When you think of Gin and Strawberries, you often think of an English summer. Images of picnics by the Thames or Saturday cricket in one of the little hamlets surrounding the capital, come easily into your head.
In future though, Grant Collins wants you to think of a cocktail, and in particular, the Strawberry Smack that he has created for his Sydney ‘gin palace’ called Gin Lane.
“You can’t have anything more stereotypically English than gin and strawberries,” he said. “I wanted something that’s sort of evokes memories of summer.”
And the Strawberry Smack does just that. With gin, lemon curd and strawberries, you might assume that this drink will be sickly sweet but a balsamic reduction dries it out nicely and gives it some length on the palate.
“This drink really is a crazy mix. It’s like the drink that keeps giving us a buzz,” Collins continued. “It’s got so many layers in it and I think that’s why it’s so popular. We’ve had a few guys who look at it, think it’s a bit girly, and then they drink it and find it’s actually quite strong. It’s quite punchy”
Collins will be the first to tell you that the thing that truly stabilised this drink is the Balsamic Reduction.
To make it, the bar uses 350mls of balsamic vinegar, two cups water and 60 mils of maple syrup. They reduce that for 20 minutes on the low heat.

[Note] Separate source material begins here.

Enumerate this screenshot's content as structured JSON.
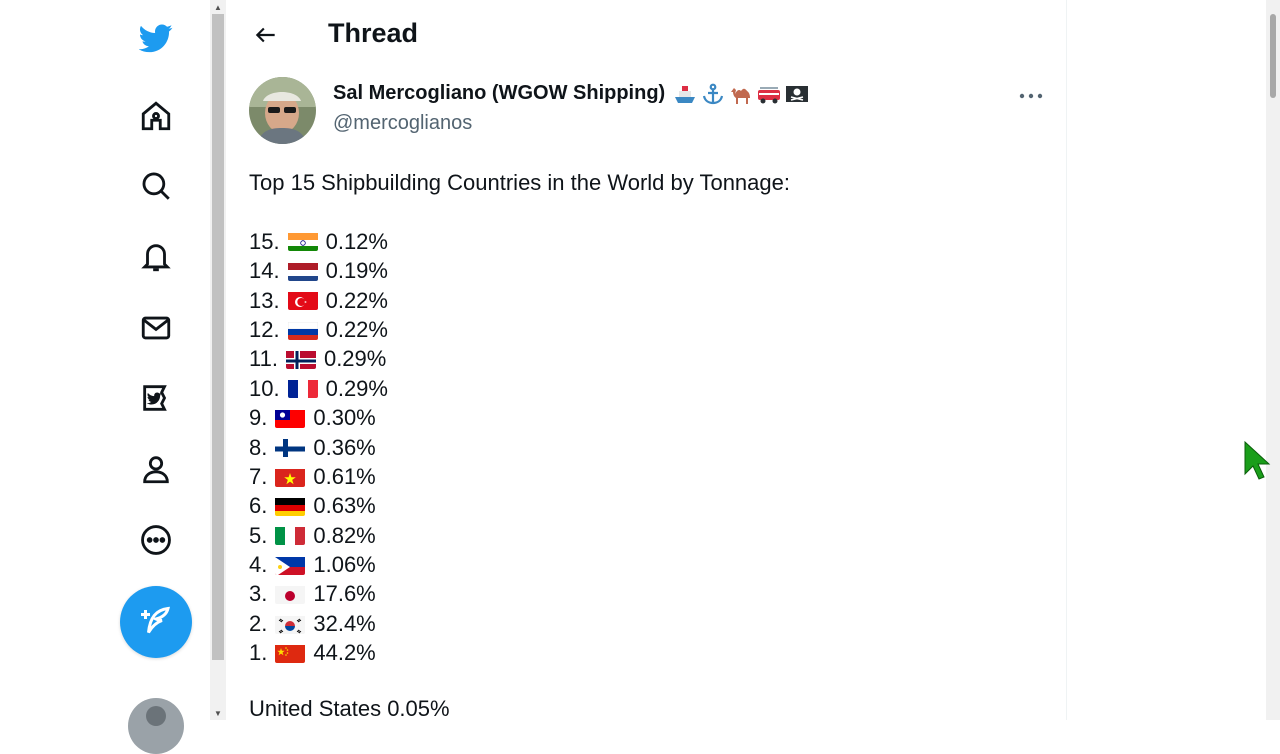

“What it does is caramelize everything in the maple syrup and that binds to the balsamic, so it takes the bitterness off it,” Collins points out. “But it’s a sweet-sour that’s really quite beautiful. Balsamic goes with the strawberries really well. And a reduction goes even better.
While Tanqueray is the bar’s house Gin, Collins believes that they would probably use the brand anyway for this drink.
“The thing about Tanqueray is that it’s so adaptable. It’s a gin that you can use as easily in a cocktail as you can in a G&T. It’s a very stand-up, traditional, great British London dry gin. And the colour of it matches the colour of the venue, coincidentally.
“There are so many amazing gins out there now and we’ve got over 175 them here. But I think Tanqueray is a good fit and it goes really well with Strawberries. We get such a wide demographic here, from 20-year-olds through to 70-year-olds. And your traditional gin drinker really likes that stand-up, heavy gin, of a traditional London dry.
The foam on the top of the drink is not only aesthetically pleasing but also extremely easy of anyone to do at home, whether they have a creamer or not.
“You can actually just put aquafaba together with whatever ingredient you like and you can actually just shake it up.,” explains Collins. “In this case, we’ve used Prosecco, Lemon Juice and Sugar Syrup.
“With no ice, you can just dry shake it and the emulsifier is so strong, it will emulsify anything. You can actually make a homemade foam of anything, just with the aquafaba and a bit of sugar. Shake it up and you’ve got a foam.“
Triple frozen ice
As always, ice is a key ingredient but Collins says that they have a trick they use for all their classic cocktails to ensure that it doesn’t dilute the drink.
“Try and get a bigger ice block tray and simply put it in so the freezer freezes as you normally do,” he explains. “As soon as it’s frozen, take it out for about 30 minutes and then repeat that process three times.
“Every time you take it out, it starts melting on itself. And every time you put it back in, the molecules get tighter. So by the third time, or if you’re super keen and got lots of time you can do it five times, the ice never melts.”
45 mils of Tanqueray London Dry
10 mils Crème de Fraise.
10 mils of Aperol
5 mils of the balsamic reduction,
30 mils of the strawberry puree
10 mils of lemon juice
Barspoon Lemon Curd
dash of aquafaba
Add all ingredients to a shaker and give it a good dry shake. Add a bit of ice and shake again, before pouring it into a highball glass over ice. Then add the foam over the top. Garnish with a strawberry and a slice of Lemon.